New Surgical Technique Speeds Recovery For Endometrial Cancer Patients
Posted October 14, 2002
CHAPEL HILL, N.C. — Endometrial cancer is one of the most common forms of cancer in women. It begins in the lining of the uterus and surgery usually offers the best chance for survival.
Doctors at UNC Hospitals have found a new way to make the surgical procedure less painful, helping patients get back on their feet faster.
Jeanne Riddel enjoys working in her garden, but the retired UNC professor had to put her hobby on hold after she was diagnosed with endometrial cancer. Riddel's cancer was caught early enough to be treated.
"About three-fourths of women are diagnosed in the early stages," said Dr. Paola Gehrig, a gynecologist/oncologist at UNC Hospitals.
Surgery to remove the uterus and test the lymph nodes is the most common treatment for
"This typically requires a very long incision that extends a great distance on the abdomen," said Dr. John Boggess of UNC Hospitals.
The surgery also means a lengthy recovery time and a greater risk of complications, he said.
Surgeons at UNC are now using a new technique for endometrial cancer surgery called video laproscopy.
"Which is a technique where we put a small camera through the belly button. We actually look up at a TV monitor and use tiny incisions to perform the exact same procedure we would normally do through a very long incision," Boggess said.
Boggess has performed the procedure on 25 women, and said so far, the results are identical to traditional surgery. Instead of a four-day hospital stay, most patients go home within 24 hours and do not require intravenous pain medication.
"We've seen women go back to work within a week after surgery," Boggess said.
UNC is the only hospital in North Carolina currently offering the procedure. Surgeons there expect it to become more popular.
"I think as skill levels and comfort levels increase, it's something we're going to do more of," Gehrig said.
Riddell had the surgery six weeks ago and is now undergoing radiation just to make sure the cancer is gone.
"This is just a precaution to give me a better chance of the tumor not recurring," she said.

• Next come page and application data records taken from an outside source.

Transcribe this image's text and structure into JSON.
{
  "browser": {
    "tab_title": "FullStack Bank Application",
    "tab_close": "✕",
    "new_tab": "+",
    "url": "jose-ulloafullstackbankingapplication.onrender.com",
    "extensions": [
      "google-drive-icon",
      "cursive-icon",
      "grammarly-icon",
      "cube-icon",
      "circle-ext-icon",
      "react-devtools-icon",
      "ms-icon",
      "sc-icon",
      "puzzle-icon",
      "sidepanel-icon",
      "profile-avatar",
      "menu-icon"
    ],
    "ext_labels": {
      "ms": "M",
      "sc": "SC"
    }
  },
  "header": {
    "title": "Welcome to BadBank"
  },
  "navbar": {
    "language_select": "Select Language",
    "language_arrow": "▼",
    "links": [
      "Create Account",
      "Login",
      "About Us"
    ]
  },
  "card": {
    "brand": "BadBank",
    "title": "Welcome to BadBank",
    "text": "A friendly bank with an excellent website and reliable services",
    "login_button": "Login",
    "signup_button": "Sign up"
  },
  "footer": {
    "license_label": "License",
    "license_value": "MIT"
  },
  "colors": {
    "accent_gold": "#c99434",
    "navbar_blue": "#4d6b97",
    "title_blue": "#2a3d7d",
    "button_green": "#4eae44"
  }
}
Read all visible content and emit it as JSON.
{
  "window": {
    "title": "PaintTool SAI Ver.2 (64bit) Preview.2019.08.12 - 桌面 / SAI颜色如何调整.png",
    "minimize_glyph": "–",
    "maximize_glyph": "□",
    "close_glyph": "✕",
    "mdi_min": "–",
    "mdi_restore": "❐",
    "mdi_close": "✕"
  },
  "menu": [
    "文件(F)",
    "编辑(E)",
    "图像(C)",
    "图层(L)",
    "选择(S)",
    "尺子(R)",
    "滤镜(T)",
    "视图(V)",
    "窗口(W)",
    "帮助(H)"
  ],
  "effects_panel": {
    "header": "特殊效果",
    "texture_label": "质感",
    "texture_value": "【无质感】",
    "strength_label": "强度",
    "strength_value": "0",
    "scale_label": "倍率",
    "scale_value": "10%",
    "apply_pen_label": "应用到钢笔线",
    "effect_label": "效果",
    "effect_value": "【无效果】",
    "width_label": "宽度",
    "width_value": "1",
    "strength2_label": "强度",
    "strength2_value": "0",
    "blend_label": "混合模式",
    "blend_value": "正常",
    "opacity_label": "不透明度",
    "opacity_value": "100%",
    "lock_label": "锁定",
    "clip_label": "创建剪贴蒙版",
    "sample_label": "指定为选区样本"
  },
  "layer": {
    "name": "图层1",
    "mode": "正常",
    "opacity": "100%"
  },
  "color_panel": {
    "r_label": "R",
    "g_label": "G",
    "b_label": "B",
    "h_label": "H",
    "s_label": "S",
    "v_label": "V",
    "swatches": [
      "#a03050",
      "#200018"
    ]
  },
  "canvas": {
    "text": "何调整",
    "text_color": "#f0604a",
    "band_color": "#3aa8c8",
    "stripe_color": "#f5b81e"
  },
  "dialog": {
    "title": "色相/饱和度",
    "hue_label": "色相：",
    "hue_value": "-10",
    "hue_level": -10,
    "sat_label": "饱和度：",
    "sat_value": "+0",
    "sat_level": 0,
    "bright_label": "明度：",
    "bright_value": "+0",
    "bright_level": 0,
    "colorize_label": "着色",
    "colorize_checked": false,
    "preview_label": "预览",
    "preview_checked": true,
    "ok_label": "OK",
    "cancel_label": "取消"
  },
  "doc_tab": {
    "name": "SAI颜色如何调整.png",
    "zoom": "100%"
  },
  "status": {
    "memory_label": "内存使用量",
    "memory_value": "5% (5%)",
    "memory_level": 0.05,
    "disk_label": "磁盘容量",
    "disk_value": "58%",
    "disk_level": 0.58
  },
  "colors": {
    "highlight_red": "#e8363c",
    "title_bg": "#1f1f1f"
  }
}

Unexplained bleeding is usually the first sign of endometrial cancer. Doctors at UNC are also trying to treat other gynecologic cancers through laproscopic surgery.